Harvest for the World, T-Neck, 1976.
Go for Your Guns, T-Neck, 1977.
Between the Sheets, 1983.
Smooth Sailin', Warner, 1986.
Spend the Night, Warner, 1989.
Beautiful Ballads, 1994.
Mission to Please, 1996.
It's Your Thing: The Story of the Isley Brothers, Sony/Epic, 1999.
Eternal, Dreamworks, 2001.
Here I Am: Isley Meets Bacharach, Dreamworks, 2003.
Body Kiss, Dreamworks, 2003.
Baby Makin Music, DefJam, 2006.
Hardy, Phil and Dave Laing. The Faber Companion to 20th-Century Popular Music. London: Faber and Faber, 1990.
Rees, Dafydd and Luke Crampton. Encyclopedia of Rock Stars. New York: DK Publishing, 1996.
Stambler, Irwin. Encyclopedia of Pop, Rock and Soul. New York: St. Martin's, 1989.
Billboard, June 27, 1992, p. 13; August 28, 2004, p. 67.
Jet, May 23, 1994, p. 37; July 19, 1993, p. 38; November 21, 2005, p. 20.
Michigan Chronicle, July 14, 1999, p. D1.
New York Amsterdam News, May 13-19, 2004, p. 19.
New York Times, July 29, 1996, p. C16; November 13, 2003, p. E3.
Precinct Reporter (San Bernardino, CA), June 28, 2001, p. 7.
Sentinel (Los Angeles, CA), November 3-9, 2005, p. B5.
Washington Post, March 10, 1996, p. G1; September 20, 1996, p. N14; September 23, 1996, p. D7; July 30, 1999, p. N16; February 22, 2000, p. C1; February 24, 2000, p. C12.
Washington Times, November 18, 2003, p. B5.
DefJam Recordings, www.defjam.com.
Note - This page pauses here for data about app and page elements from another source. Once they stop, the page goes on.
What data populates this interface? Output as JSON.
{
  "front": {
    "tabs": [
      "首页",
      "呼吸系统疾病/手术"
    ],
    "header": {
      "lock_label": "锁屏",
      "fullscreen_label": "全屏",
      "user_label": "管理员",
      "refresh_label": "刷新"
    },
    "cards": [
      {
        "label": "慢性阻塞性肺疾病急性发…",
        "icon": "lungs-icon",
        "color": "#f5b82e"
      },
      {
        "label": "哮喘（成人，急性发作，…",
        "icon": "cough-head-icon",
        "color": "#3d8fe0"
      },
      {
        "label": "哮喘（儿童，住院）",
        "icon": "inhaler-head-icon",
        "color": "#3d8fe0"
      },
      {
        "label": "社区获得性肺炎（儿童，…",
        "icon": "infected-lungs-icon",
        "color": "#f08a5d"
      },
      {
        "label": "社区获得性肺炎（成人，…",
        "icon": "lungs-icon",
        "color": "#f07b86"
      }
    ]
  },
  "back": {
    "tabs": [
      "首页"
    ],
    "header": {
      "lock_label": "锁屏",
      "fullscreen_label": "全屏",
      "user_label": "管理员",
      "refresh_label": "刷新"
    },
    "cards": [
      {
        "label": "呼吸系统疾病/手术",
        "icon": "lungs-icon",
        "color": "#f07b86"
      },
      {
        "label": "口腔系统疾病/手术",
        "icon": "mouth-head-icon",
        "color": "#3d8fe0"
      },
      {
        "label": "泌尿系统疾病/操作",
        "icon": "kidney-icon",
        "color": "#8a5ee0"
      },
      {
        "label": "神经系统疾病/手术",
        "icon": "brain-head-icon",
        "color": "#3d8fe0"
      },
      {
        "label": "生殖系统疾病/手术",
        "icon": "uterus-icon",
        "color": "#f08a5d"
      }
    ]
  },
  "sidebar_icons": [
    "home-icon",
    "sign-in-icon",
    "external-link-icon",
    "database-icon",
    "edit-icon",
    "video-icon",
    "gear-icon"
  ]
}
iMusic Index, www.imusic.com.
Rock and Roll Hall of Fame, www.rockhall.com.
Yahoo! Music, http://musicfinder.yahoo.com.